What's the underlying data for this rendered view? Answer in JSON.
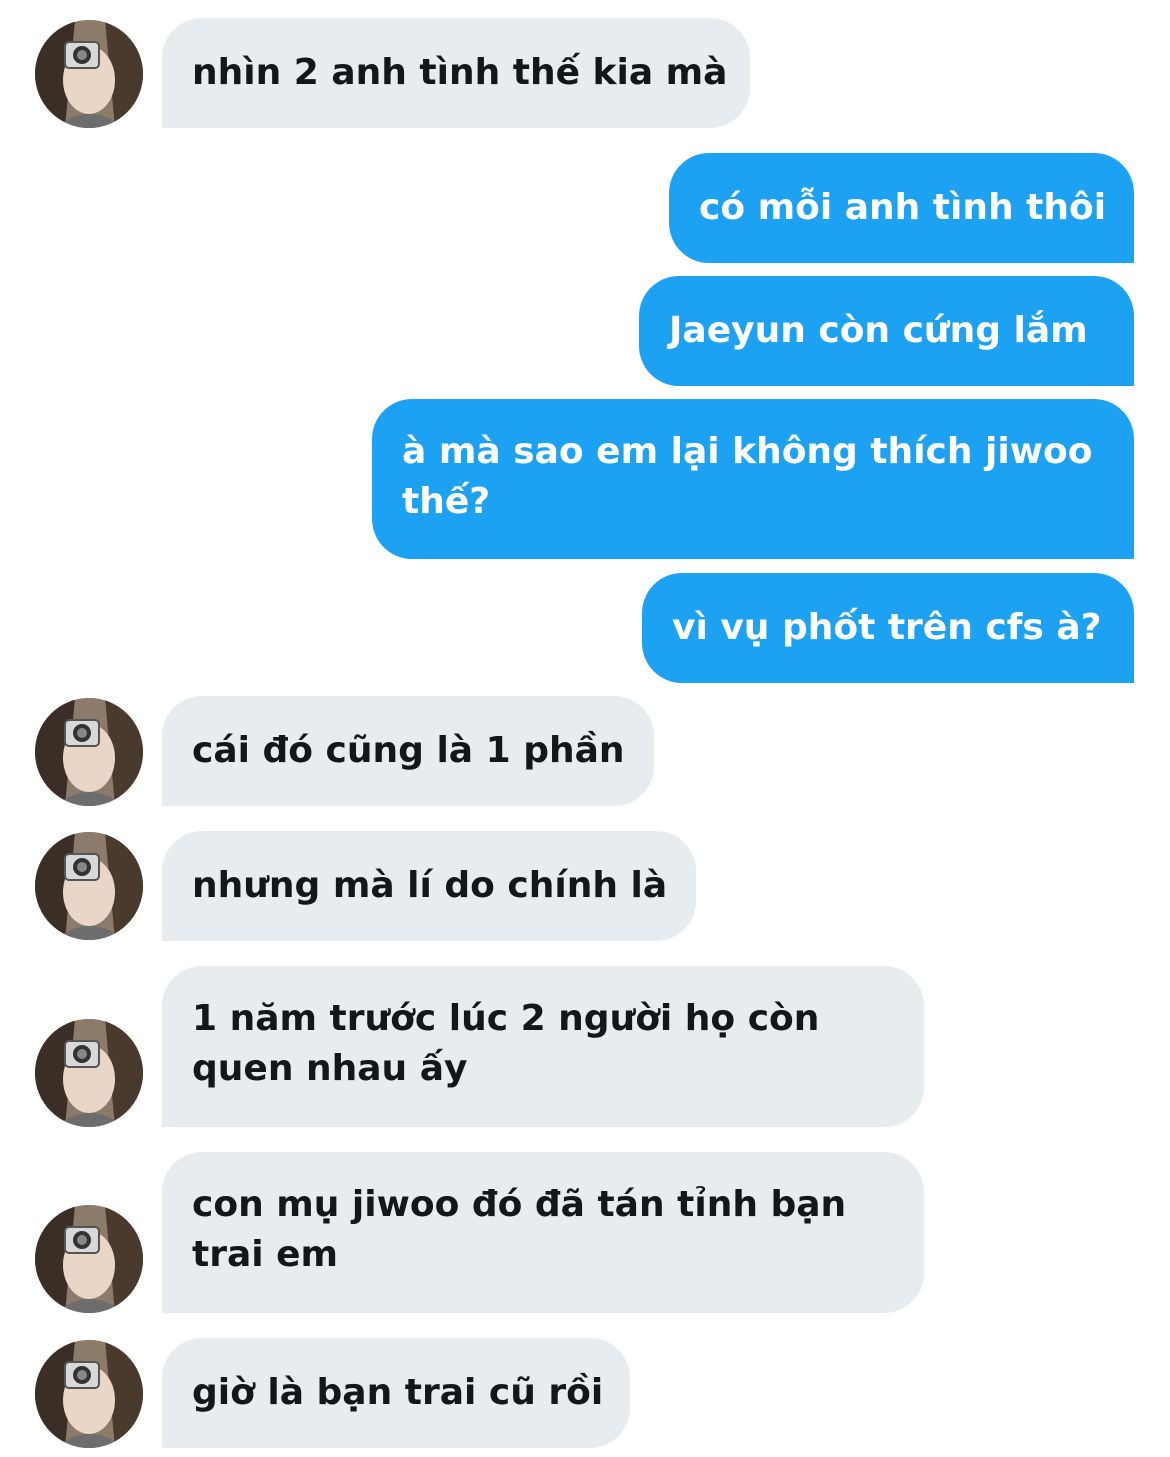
{
  "conversation": {
    "messages": [
      {
        "side": "in",
        "text": "nhìn 2 anh tình thế kia mà"
      },
      {
        "side": "out",
        "text": "có mỗi anh tình thôi"
      },
      {
        "side": "out",
        "text": "Jaeyun còn cứng lắm"
      },
      {
        "side": "out",
        "text": "à mà sao em lại không thích jiwoo thế?"
      },
      {
        "side": "out",
        "text": "vì vụ phốt trên cfs à?"
      },
      {
        "side": "in",
        "text": "cái đó cũng là 1 phần"
      },
      {
        "side": "in",
        "text": "nhưng mà lí do chính là"
      },
      {
        "side": "in",
        "text": "1 năm trước lúc 2 người họ còn quen nhau ấy"
      },
      {
        "side": "in",
        "text": "con mụ jiwoo đó đã tán tỉnh bạn trai em"
      },
      {
        "side": "in",
        "text": "giờ là bạn trai cũ rồi"
      }
    ]
  },
  "colors": {
    "incoming_bubble": "#e6ecf0",
    "outgoing_bubble": "#1da1f2",
    "incoming_text": "#14171a",
    "outgoing_text": "#ffffff"
  },
  "icons": {
    "avatar": "user-avatar-photo"
  }
}
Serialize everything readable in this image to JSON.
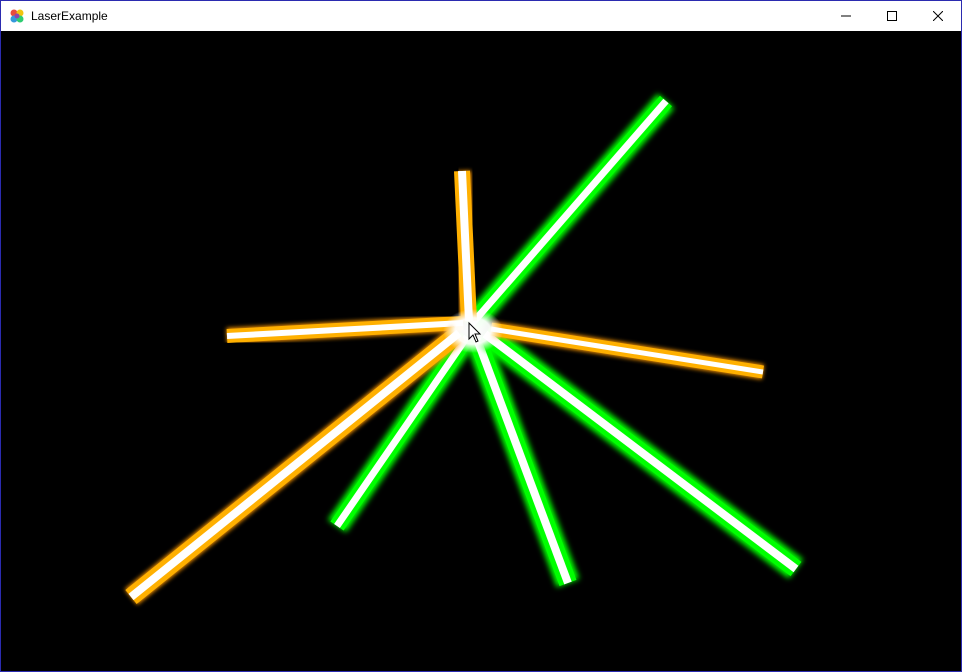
{
  "window": {
    "title": "LaserExample",
    "icon": "app-flower-icon",
    "controls": [
      {
        "name": "minimize-button",
        "icon": "minimize-icon"
      },
      {
        "name": "maximize-button",
        "icon": "maximize-icon"
      },
      {
        "name": "close-button",
        "icon": "close-icon"
      }
    ]
  },
  "scene": {
    "background": "#000000",
    "beam_colors": {
      "green": "#00ff00",
      "orange": "#ff9900",
      "core": "#ffffff"
    },
    "cursor": "arrow-cursor-icon"
  }
}
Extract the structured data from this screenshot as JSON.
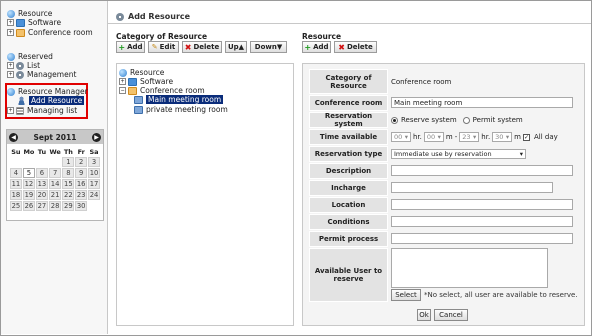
{
  "sidebar": {
    "resource_root": "Resource",
    "software": "Software",
    "conference_room": "Conference room",
    "reserved_root": "Reserved",
    "reserved_list": "List",
    "reserved_management": "Management",
    "manager_root": "Resource Manager",
    "add_resource": "Add Resource",
    "managing_list": "Managing list"
  },
  "calendar": {
    "month_label": "Sept 2011",
    "weekdays": [
      "Su",
      "Mo",
      "Tu",
      "We",
      "Th",
      "Fr",
      "Sa"
    ],
    "weeks": [
      [
        "",
        "",
        "",
        "",
        "1",
        "2",
        "3"
      ],
      [
        "4",
        "5",
        "6",
        "7",
        "8",
        "9",
        "10"
      ],
      [
        "11",
        "12",
        "13",
        "14",
        "15",
        "16",
        "17"
      ],
      [
        "18",
        "19",
        "20",
        "21",
        "22",
        "23",
        "24"
      ],
      [
        "25",
        "26",
        "27",
        "28",
        "29",
        "30",
        ""
      ]
    ],
    "today": "5"
  },
  "header": {
    "title": "Add Resource"
  },
  "category": {
    "title": "Category of Resource",
    "buttons": {
      "add": "Add",
      "edit": "Edit",
      "delete": "Delete",
      "up": "Up▲",
      "down": "Down▼"
    },
    "tree": {
      "root": "Resource",
      "software": "Software",
      "conference_room": "Conference room",
      "main_meeting_room": "Main meeting room",
      "private_meeting_room": "private meeting room"
    }
  },
  "resource": {
    "title": "Resource",
    "buttons": {
      "add": "Add",
      "delete": "Delete"
    }
  },
  "form": {
    "category_label": "Category of Resource",
    "category_value": "Conference room",
    "conference_room_label": "Conference room",
    "conference_room_value": "Main meeting room",
    "reservation_system_label": "Reservation system",
    "reservation_system_option1": "Reserve system",
    "reservation_system_option2": "Permit system",
    "time_available_label": "Time available",
    "time_start_hr": "00",
    "time_start_min": "00",
    "time_end_hr": "23",
    "time_end_min": "30",
    "hr_unit": "hr.",
    "m_unit": "m",
    "dash": "-",
    "all_day_label": "All day",
    "reservation_type_label": "Reservation type",
    "reservation_type_value": "Immediate use by reservation",
    "description_label": "Description",
    "incharge_label": "Incharge",
    "location_label": "Location",
    "conditions_label": "Conditions",
    "permit_process_label": "Permit process",
    "available_user_label": "Available User to reserve",
    "select_button": "Select",
    "select_note": "*No select, all user are available to reserve.",
    "ok_button": "Ok",
    "cancel_button": "Cancel"
  }
}
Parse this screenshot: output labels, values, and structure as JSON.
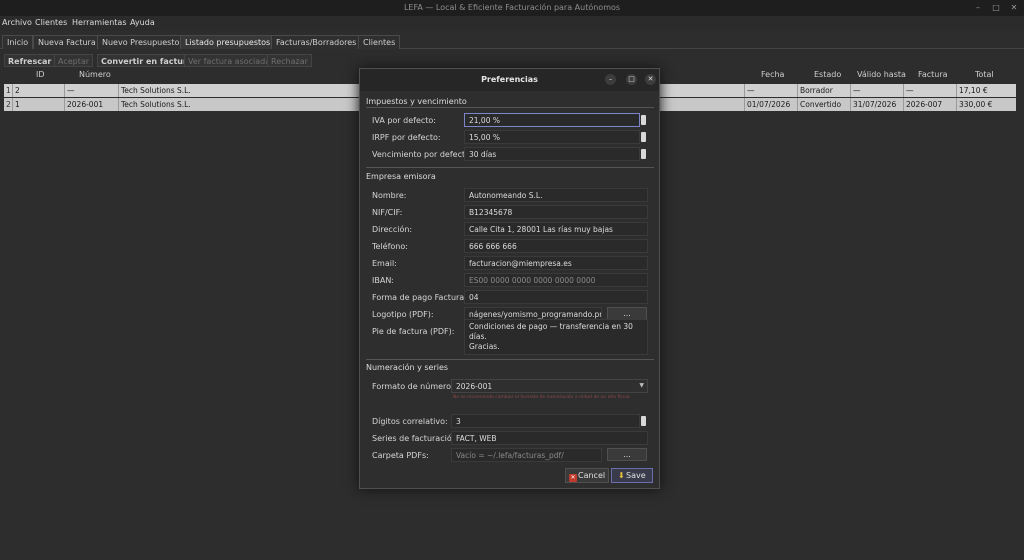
{
  "window": {
    "title": "LEFA — Local & Eficiente Facturación para Autónomos",
    "minimize_glyph": "–",
    "maximize_glyph": "□",
    "close_glyph": "✕"
  },
  "menu": [
    "Archivo",
    "Clientes",
    "Herramientas",
    "Ayuda"
  ],
  "tabs": [
    "Inicio",
    "Nueva Factura",
    "Nuevo Presupuesto",
    "Listado presupuestos",
    "Facturas/Borradores",
    "Clientes"
  ],
  "active_tab": "Listado presupuestos",
  "toolbar": {
    "refresh": "Refrescar",
    "accept": "Aceptar",
    "convert": "Convertir en factura",
    "view_invoice": "Ver factura asociada",
    "reject": "Rechazar"
  },
  "table": {
    "columns": {
      "id": "ID",
      "numero": "Número",
      "fecha": "Fecha",
      "estado": "Estado",
      "valido_hasta": "Válido hasta",
      "factura": "Factura",
      "total": "Total"
    },
    "rows": [
      {
        "row_num": "1",
        "id": "2",
        "numero": "—",
        "cliente": "Tech Solutions S.L.",
        "fecha": "—",
        "estado": "Borrador",
        "valido_hasta": "—",
        "factura": "—",
        "total": "17,10 €"
      },
      {
        "row_num": "2",
        "id": "1",
        "numero": "2026-001",
        "cliente": "Tech Solutions S.L.",
        "fecha": "01/07/2026",
        "estado": "Convertido",
        "valido_hasta": "31/07/2026",
        "factura": "2026-007",
        "total": "330,00 €"
      }
    ]
  },
  "dialog": {
    "title": "Preferencias",
    "minimize_glyph": "–",
    "maximize_glyph": "□",
    "close_glyph": "✕",
    "sections": {
      "taxes": "Impuestos y vencimiento",
      "company": "Empresa emisora",
      "numbering": "Numeración y series"
    },
    "taxes": {
      "iva_label": "IVA por defecto:",
      "iva_value": "21,00 %",
      "irpf_label": "IRPF por defecto:",
      "irpf_value": "15,00 %",
      "due_label": "Vencimiento por defecto:",
      "due_value": "30 días"
    },
    "company": {
      "name_label": "Nombre:",
      "name_value": "Autonomeando S.L.",
      "nif_label": "NIF/CIF:",
      "nif_value": "B12345678",
      "address_label": "Dirección:",
      "address_value": "Calle Cita 1, 28001 Las rías muy bajas",
      "phone_label": "Teléfono:",
      "phone_value": "666 666 666",
      "email_label": "Email:",
      "email_value": "facturacion@miempresa.es",
      "iban_label": "IBANː",
      "iban_placeholder": "ES00 0000 0000 0000 0000 0000",
      "payment_label": "Forma de pago Facturae:",
      "payment_value": "04",
      "logo_label": "Logotipo (PDF):",
      "logo_value": "nágenes/yomismo_programando.png",
      "logo_browse": "...",
      "footer_label": "Pie de factura (PDF):",
      "footer_value": "Condiciones de pago — transferencia en 30 días.\nGracias."
    },
    "numbering": {
      "format_label": "Formato de número:",
      "format_value": "2026-001",
      "warning": "No se recomienda cambiar el formato de numeración a mitad de un año fiscal.",
      "digits_label": "Dígitos correlativo:",
      "digits_value": "3",
      "series_label": "Series de facturación:",
      "series_value": "FACT, WEB",
      "pdf_label": "Carpeta PDFs:",
      "pdf_placeholder": "Vacío = ~/.lefa/facturas_pdf/",
      "pdf_browse": "..."
    },
    "buttons": {
      "cancel": "Cancel",
      "save": "Save"
    }
  },
  "colors": {
    "background": "#2d2d2d",
    "row": "#d0d0d0",
    "focus": "#7a86c8",
    "warning": "#8a4a4a",
    "cancel_icon": "#c0392b",
    "save_icon": "#e8c23a"
  },
  "icons": [
    "cancel-icon",
    "save-icon",
    "spin-arrows-icon",
    "dropdown-arrow-icon"
  ]
}
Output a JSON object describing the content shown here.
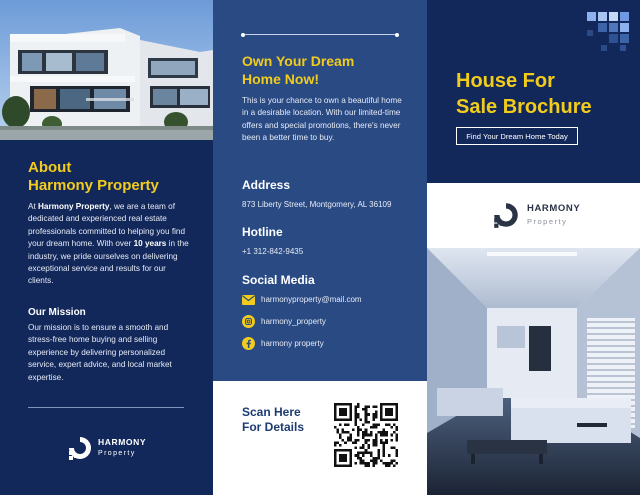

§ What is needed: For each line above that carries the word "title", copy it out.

§ Answer to this task:
    "title": "LaserExample",
    "title": "Add Resource"
    "title": "Category of Resource",
    "title": "Resource",
    "title": "LEFA — Local & Eficiente Facturación para Autónomos",
    "title": "Preferencias",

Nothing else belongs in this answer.